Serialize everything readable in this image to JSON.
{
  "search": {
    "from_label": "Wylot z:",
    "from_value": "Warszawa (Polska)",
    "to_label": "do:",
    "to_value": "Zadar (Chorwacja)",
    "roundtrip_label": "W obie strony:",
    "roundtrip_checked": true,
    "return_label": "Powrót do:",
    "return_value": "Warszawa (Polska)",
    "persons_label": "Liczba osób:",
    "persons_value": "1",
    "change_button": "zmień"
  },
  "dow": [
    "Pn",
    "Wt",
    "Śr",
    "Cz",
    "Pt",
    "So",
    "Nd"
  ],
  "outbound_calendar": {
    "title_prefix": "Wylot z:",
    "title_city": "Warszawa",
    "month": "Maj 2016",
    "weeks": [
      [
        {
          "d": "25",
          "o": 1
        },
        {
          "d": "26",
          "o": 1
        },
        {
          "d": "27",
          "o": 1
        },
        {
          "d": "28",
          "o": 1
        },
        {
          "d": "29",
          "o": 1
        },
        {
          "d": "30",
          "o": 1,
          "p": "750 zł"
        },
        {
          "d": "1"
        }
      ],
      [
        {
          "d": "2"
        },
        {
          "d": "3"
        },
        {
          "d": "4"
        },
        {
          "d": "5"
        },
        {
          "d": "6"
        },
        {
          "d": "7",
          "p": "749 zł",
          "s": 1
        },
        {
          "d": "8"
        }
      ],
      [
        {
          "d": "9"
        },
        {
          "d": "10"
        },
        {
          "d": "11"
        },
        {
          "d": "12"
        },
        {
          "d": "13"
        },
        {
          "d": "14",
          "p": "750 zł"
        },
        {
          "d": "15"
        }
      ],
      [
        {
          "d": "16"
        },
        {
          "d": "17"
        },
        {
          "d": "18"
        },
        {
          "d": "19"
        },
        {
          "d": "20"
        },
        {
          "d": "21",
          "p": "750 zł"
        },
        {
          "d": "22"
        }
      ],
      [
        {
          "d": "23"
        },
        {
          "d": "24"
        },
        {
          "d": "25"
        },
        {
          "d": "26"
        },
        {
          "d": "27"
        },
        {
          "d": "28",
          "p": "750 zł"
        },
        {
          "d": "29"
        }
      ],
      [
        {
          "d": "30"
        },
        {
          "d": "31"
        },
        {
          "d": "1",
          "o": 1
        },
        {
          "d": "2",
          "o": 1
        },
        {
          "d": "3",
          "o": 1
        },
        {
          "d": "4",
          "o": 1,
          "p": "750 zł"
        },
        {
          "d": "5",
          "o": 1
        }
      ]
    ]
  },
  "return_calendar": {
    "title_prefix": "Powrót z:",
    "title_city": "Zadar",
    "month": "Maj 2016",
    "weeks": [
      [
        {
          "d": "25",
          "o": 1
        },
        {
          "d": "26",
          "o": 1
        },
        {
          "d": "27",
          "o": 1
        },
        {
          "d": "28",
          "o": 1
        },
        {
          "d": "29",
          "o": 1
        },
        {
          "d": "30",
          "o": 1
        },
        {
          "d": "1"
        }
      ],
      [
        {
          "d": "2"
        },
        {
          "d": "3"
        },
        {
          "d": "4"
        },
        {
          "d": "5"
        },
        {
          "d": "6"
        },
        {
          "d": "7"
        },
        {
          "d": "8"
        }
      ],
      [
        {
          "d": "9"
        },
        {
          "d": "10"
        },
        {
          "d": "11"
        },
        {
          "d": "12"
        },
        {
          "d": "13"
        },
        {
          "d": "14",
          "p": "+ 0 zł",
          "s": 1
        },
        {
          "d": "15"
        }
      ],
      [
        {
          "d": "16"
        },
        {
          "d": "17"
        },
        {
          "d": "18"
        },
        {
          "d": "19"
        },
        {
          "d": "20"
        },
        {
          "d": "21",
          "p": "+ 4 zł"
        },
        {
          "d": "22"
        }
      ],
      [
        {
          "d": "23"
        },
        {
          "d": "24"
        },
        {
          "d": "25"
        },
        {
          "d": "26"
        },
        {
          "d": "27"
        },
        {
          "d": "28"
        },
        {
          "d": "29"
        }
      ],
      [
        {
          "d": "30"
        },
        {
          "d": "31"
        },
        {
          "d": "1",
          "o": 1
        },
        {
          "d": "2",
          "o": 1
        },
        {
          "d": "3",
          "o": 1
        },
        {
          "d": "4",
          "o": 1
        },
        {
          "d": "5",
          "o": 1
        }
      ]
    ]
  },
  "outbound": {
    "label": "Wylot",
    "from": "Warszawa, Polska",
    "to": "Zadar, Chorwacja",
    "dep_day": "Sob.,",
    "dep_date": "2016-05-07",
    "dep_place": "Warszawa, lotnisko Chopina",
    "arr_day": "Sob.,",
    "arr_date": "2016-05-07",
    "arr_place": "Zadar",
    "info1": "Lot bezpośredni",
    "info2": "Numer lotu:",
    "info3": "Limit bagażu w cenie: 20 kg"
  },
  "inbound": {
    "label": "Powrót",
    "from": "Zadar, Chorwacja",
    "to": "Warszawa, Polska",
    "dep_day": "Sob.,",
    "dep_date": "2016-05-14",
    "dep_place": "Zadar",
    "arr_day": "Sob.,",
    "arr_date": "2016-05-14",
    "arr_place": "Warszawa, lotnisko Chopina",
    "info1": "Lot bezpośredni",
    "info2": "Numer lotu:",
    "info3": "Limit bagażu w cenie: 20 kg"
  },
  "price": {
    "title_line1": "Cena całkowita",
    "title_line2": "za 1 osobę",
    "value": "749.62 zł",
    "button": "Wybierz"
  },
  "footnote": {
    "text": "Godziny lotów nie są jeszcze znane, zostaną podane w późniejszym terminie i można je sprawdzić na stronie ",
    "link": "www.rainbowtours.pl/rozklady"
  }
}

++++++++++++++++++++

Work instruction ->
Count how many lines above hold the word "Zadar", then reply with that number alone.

Response for this exercise ->
6